Repetition priming is a kind of implicit memory (learning without awareness) that does not depend on the medial temporal-lobe system. For example, the amnesic patient H.M., who underwent bilateral medial temporal-lobe resection, shows intact priming with novel patterns, suggesting that perceptual priming with nonverbal material does not depend on areas critical for explicit memory. A logical candidate for the neural substrate that supports this kind of priming is the peristriate cortex, an area that is relatively spared in Alzheimer’s disease (AD).
We therefore predicted that AD subjects would be unimpaired on pattern priming. Subjects copied each of six target figures onto dot patterns. After performing a 3-min distractor task, they were given the same dot patterns (without lines) and asked to draw the first figure that came to mind by connecting the dots with straight lines. Subsequently, in a test of recognition (explicit) memory, subjects viewed each of the six patterns of dots that they had copied previously and were asked to indicate which of four possible completions corresponded to the figure that they had copied 3 min earlier. The AD and control groups achieved comparable priming scores, but AD subjects were significantly impaired in recognizing the patterns explicitly.

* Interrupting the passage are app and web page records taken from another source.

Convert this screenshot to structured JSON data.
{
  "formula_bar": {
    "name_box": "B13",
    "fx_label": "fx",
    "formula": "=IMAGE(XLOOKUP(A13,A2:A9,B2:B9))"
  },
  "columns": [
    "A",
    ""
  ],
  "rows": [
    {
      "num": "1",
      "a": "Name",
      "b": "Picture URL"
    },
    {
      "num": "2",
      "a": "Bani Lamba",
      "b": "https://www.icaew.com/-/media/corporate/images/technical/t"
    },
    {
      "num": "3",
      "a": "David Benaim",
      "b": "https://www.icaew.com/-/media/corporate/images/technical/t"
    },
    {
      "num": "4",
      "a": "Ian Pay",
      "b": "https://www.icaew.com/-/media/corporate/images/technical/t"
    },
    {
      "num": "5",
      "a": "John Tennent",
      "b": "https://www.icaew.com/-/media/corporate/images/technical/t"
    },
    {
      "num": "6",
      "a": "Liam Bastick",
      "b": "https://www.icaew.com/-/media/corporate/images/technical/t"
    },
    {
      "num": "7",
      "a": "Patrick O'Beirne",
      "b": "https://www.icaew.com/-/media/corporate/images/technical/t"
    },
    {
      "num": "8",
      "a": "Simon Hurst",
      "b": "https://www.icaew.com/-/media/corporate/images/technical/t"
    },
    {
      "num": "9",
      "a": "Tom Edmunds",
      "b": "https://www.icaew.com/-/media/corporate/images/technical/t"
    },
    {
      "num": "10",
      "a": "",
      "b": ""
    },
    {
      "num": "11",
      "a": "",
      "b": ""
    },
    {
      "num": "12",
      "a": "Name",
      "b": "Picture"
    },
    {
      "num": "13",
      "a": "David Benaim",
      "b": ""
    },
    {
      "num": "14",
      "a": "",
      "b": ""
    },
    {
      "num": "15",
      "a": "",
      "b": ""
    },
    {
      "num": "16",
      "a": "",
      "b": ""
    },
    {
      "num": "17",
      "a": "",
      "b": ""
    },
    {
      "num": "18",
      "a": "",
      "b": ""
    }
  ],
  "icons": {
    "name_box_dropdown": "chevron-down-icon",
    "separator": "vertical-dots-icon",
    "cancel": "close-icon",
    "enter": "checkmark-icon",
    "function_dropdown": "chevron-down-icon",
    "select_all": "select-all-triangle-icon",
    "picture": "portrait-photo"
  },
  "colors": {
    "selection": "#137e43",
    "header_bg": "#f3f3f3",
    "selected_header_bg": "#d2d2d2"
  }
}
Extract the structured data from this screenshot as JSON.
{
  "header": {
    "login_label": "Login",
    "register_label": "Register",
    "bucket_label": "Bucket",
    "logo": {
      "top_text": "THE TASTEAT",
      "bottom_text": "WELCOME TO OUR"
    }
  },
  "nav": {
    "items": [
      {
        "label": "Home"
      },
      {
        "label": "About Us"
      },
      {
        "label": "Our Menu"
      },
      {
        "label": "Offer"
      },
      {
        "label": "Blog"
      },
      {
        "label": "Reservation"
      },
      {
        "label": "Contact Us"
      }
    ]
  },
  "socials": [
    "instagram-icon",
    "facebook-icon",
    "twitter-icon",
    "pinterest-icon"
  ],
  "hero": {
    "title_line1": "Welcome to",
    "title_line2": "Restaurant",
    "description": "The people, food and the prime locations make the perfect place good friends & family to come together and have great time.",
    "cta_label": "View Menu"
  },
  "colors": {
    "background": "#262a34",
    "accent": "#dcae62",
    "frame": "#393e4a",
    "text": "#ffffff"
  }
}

Our finding of intact pattern priming in AD provides, for the first time, evidence that pattern priming depends on the peristriate cortex.
Source: Learn Mem 1996 Nov-Dec;3(4):305-12
PMID: 10456100, UI: 99385042
(Department of Brain and Cognitive Sciences, Massachusetts Institute of Technology, Cambridge 02139, USA.)